A letter signed by 99 groups and individuals says that it would put young users at great risk.

An advocacy group has urged Mark Zuckerberg, co-founder, Facebook, to cancel his plans for an Instagram for kids under 13 years of age. Facebook is the owner of Instagram.

The Campaign for a Commercial-Free Childhood (CCFC) said, in a letter to Zuckerberg, “… launching a version of Instagram for children under 13 is not the right remedy and would put young users at great risk.”

The CCFC, as per its website, is a non-profit organisation committed to helping children thrive in an increasingly commercialised, screen-obsessed culture. It is the only organisation dedicated to ending marketing to children.

The news of an Instagram for children first broke on BuzzFeed on March 18, 2021. Vishal Shah, Instagram’s vice president of product, wrote on an employee message board (as per the BuzzFeed report), “I’m excited to announce that going forward, we have identified youth work as a priority for Instagram and have added it to our H1 priority list.”

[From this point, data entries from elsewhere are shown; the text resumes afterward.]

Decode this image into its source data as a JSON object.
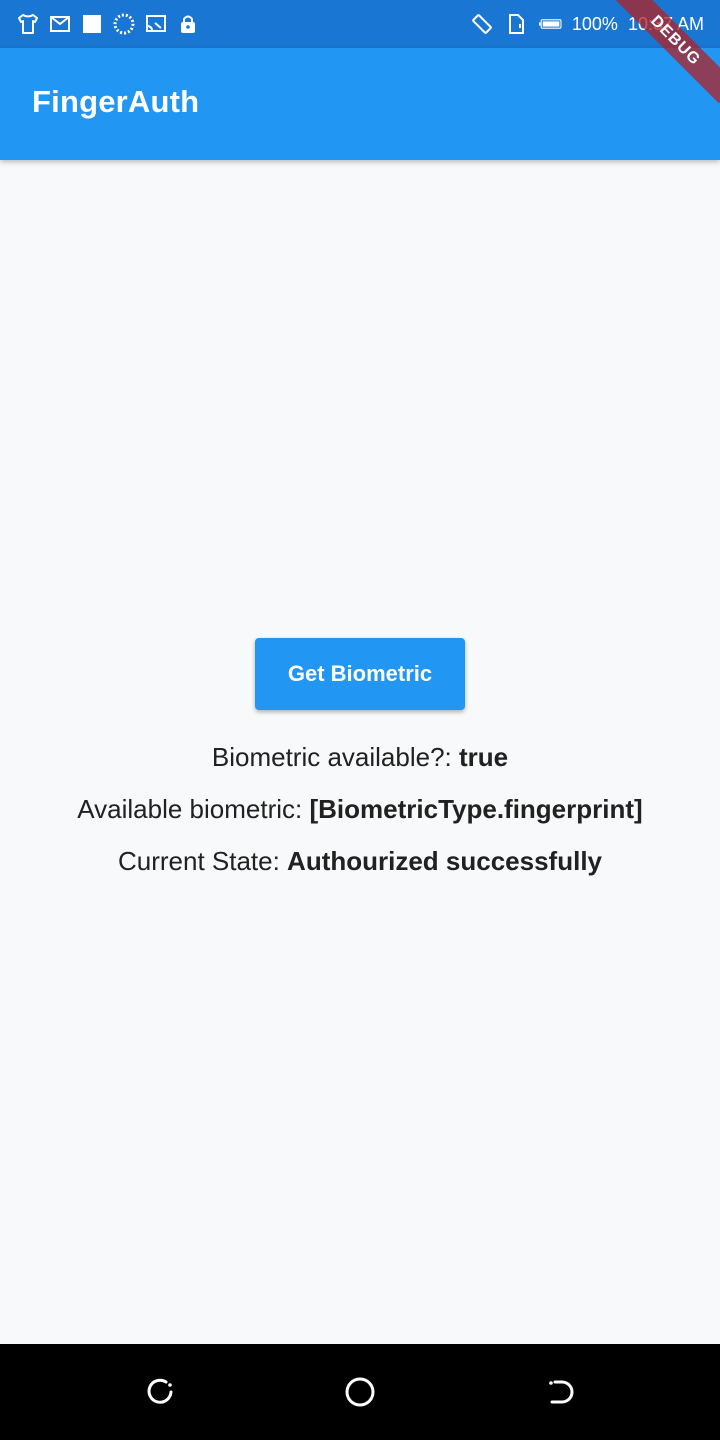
{
  "status_bar": {
    "left_icons": [
      "tshirt-icon",
      "gmail-icon",
      "square-icon",
      "sync-icon",
      "cast-icon",
      "lock-icon"
    ],
    "right_icons": [
      "rotate-icon",
      "no-sim-icon",
      "battery-icon"
    ],
    "battery": "100%",
    "time": "10:37 AM"
  },
  "app_bar": {
    "title": "FingerAuth"
  },
  "debug_banner": {
    "label": "DEBUG"
  },
  "main": {
    "button_label": "Get Biometric",
    "lines": [
      {
        "label": "Biometric available?: ",
        "value": "true"
      },
      {
        "label": "Available biometric: ",
        "value": "[BiometricType.fingerprint]"
      },
      {
        "label": "Current State: ",
        "value": "Authourized successfully"
      }
    ]
  },
  "nav_bar": {
    "buttons": [
      "recent-apps-icon",
      "home-icon",
      "back-icon"
    ]
  },
  "colors": {
    "status_bar": "#1976d2",
    "app_bar": "#2196f3",
    "button": "#2196f3",
    "background": "#f8f9fa",
    "nav_bar": "#000000"
  }
}
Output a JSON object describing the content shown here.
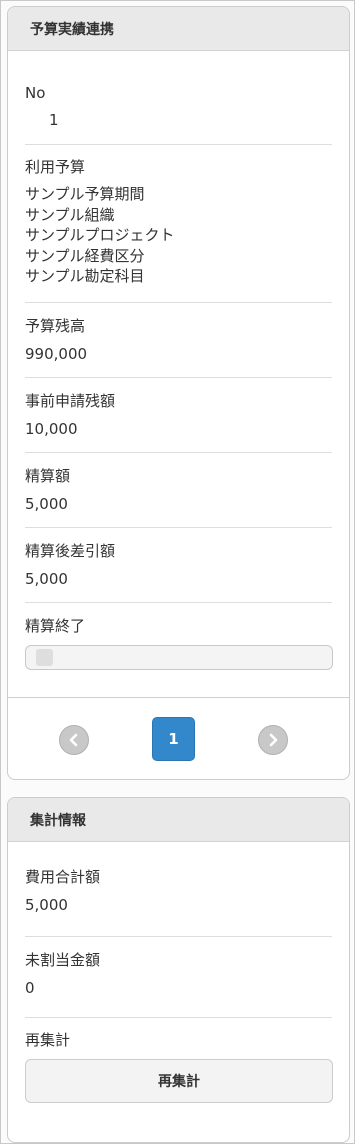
{
  "budget_panel": {
    "title": "予算実績連携",
    "no": {
      "label": "No",
      "value": "1"
    },
    "budget_used": {
      "label": "利用予算",
      "lines": [
        "サンプル予算期間",
        "サンプル組織",
        "サンプルプロジェクト",
        "サンプル経費区分",
        "サンプル勘定科目"
      ]
    },
    "budget_balance": {
      "label": "予算残高",
      "value": "990,000"
    },
    "pre_request_balance": {
      "label": "事前申請残額",
      "value": "10,000"
    },
    "settlement_amount": {
      "label": "精算額",
      "value": "5,000"
    },
    "post_settlement_diff": {
      "label": "精算後差引額",
      "value": "5,000"
    },
    "settlement_complete": {
      "label": "精算終了",
      "checked": false
    },
    "pager": {
      "current_page": "1",
      "prev_icon": "chevron-left-icon",
      "next_icon": "chevron-right-icon"
    }
  },
  "summary_panel": {
    "title": "集計情報",
    "total_cost": {
      "label": "費用合計額",
      "value": "5,000"
    },
    "unallocated": {
      "label": "未割当金額",
      "value": "0"
    },
    "recalc": {
      "label": "再集計",
      "button_label": "再集計"
    }
  },
  "colors": {
    "header_bg": "#e9e9e9",
    "active_page": "#3388cc",
    "pager_button": "#c8c8c8"
  }
}
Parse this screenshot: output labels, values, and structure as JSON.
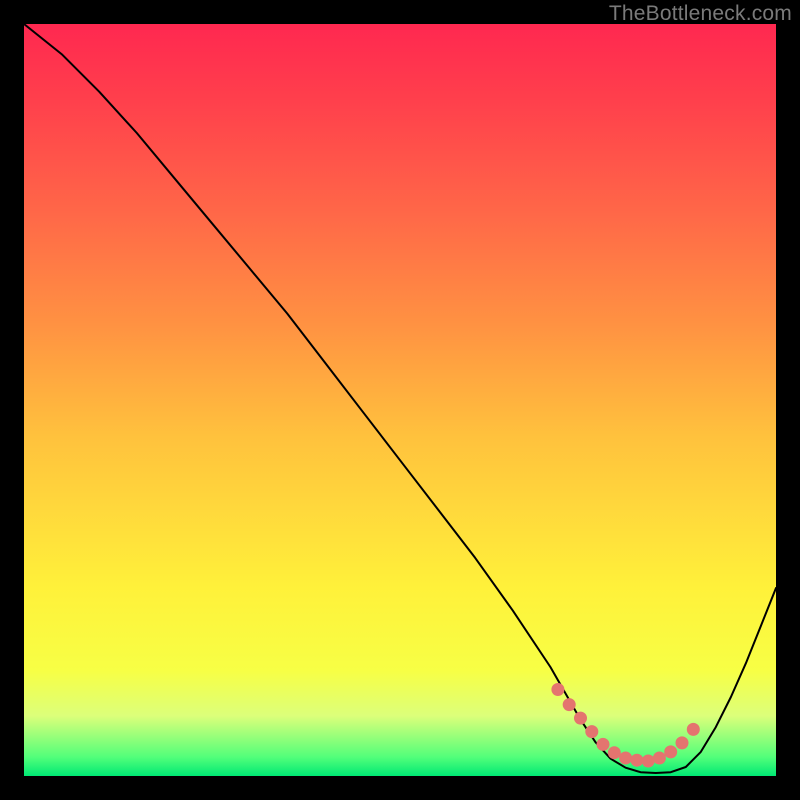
{
  "attribution": "TheBottleneck.com",
  "chart_data": {
    "type": "line",
    "title": "",
    "xlabel": "",
    "ylabel": "",
    "xlim": [
      0,
      100
    ],
    "ylim": [
      0,
      100
    ],
    "series": [
      {
        "name": "bottleneck-curve",
        "x": [
          0,
          5,
          10,
          15,
          20,
          25,
          30,
          35,
          40,
          45,
          50,
          55,
          60,
          65,
          70,
          72,
          74,
          76,
          78,
          80,
          82,
          84,
          86,
          88,
          90,
          92,
          94,
          96,
          98,
          100
        ],
        "values": [
          100,
          96,
          91,
          85.5,
          79.5,
          73.5,
          67.5,
          61.5,
          55,
          48.5,
          42,
          35.5,
          29,
          22,
          14.5,
          11,
          7.5,
          4.5,
          2.3,
          1.1,
          0.5,
          0.4,
          0.5,
          1.2,
          3.2,
          6.5,
          10.5,
          15,
          20,
          25
        ]
      }
    ],
    "highlight_region": {
      "name": "valley-dots",
      "x": [
        71,
        72.5,
        74,
        75.5,
        77,
        78.5,
        80,
        81.5,
        83,
        84.5,
        86,
        87.5,
        89
      ],
      "values": [
        11.5,
        9.5,
        7.7,
        5.9,
        4.2,
        3.1,
        2.4,
        2.1,
        2.0,
        2.4,
        3.2,
        4.4,
        6.2
      ]
    },
    "background": {
      "type": "vertical-gradient",
      "stops": [
        {
          "pct": 0,
          "color": "#ff2850"
        },
        {
          "pct": 25,
          "color": "#ff6748"
        },
        {
          "pct": 55,
          "color": "#ffc23d"
        },
        {
          "pct": 86,
          "color": "#f7ff45"
        },
        {
          "pct": 100,
          "color": "#00e874"
        }
      ]
    }
  }
}
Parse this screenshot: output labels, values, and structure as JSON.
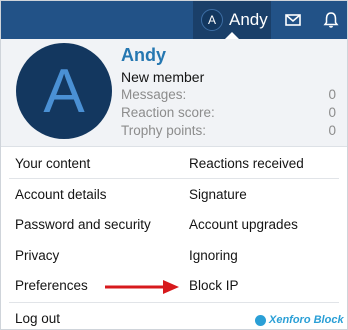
{
  "topbar": {
    "user_initial": "A",
    "username": "Andy",
    "icons": [
      "envelope-icon",
      "bell-icon"
    ],
    "colors": {
      "bar": "#225287",
      "active_tab": "#1a3f69"
    }
  },
  "profile": {
    "avatar_letter": "A",
    "name": "Andy",
    "user_title": "New member",
    "stats": [
      {
        "label": "Messages:",
        "value": "0"
      },
      {
        "label": "Reaction score:",
        "value": "0"
      },
      {
        "label": "Trophy points:",
        "value": "0"
      }
    ]
  },
  "menu": {
    "left": [
      "Your content",
      "Account details",
      "Password and security",
      "Privacy",
      "Preferences"
    ],
    "right": [
      "Reactions received",
      "Signature",
      "Account upgrades",
      "Ignoring",
      "Block IP"
    ],
    "logout": "Log out"
  },
  "annotation": {
    "arrow_color": "#d7191c"
  },
  "watermark": "Xenforo Block"
}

“We will be building a new youth pillar within the Community Product Group to focus on two things. First, accelerating our integrity and privacy work to ensure the safest possible experience for teens. And second, building a version of Instagram that allows people under the age of 13 to safely use it for the first time.”

In its letter to Zuckerberg, the CCFC said that Instagram exploits young people’s fear of missing out and desire for peer approval to encourage them to constantly check their devices and share photos with their followers.

“The platform’s relentless focus on appearance, self-presentation and branding presents challenges to adolescents’ privacy and well-being.”

The letter also warned that children between the ages of 10 and 12, who currently have Instagram accounts, are unlikely to migrate to a “babyish” version of the platform after they have experienced the real thing.

It remarked, “While collecting valuable family data and cultivating a new generation of Instagram users may be good for Facebook’s bottom line, it will likely increase the use of Instagram by young children, who are particularly vulnerable to the platform’s manipulative and exploitative features."

"We're working on new age verification methods to keep under-13s off Instagram, and have just started exploring an Instagram experience for kids that is age-appropriate and managed by parents," Facebook told the BBC.

"We agree that any experience we develop must prioritise their safety and privacy, and we will consult with experts in child development, child safety and mental health, and privacy advocates to inform it. We also won't show ads in any Instagram experience we develop for people under the age of 13."

You can read CCFC’s letter to Zuckerberg here.


Photo by Solen Feyissa on Unsplash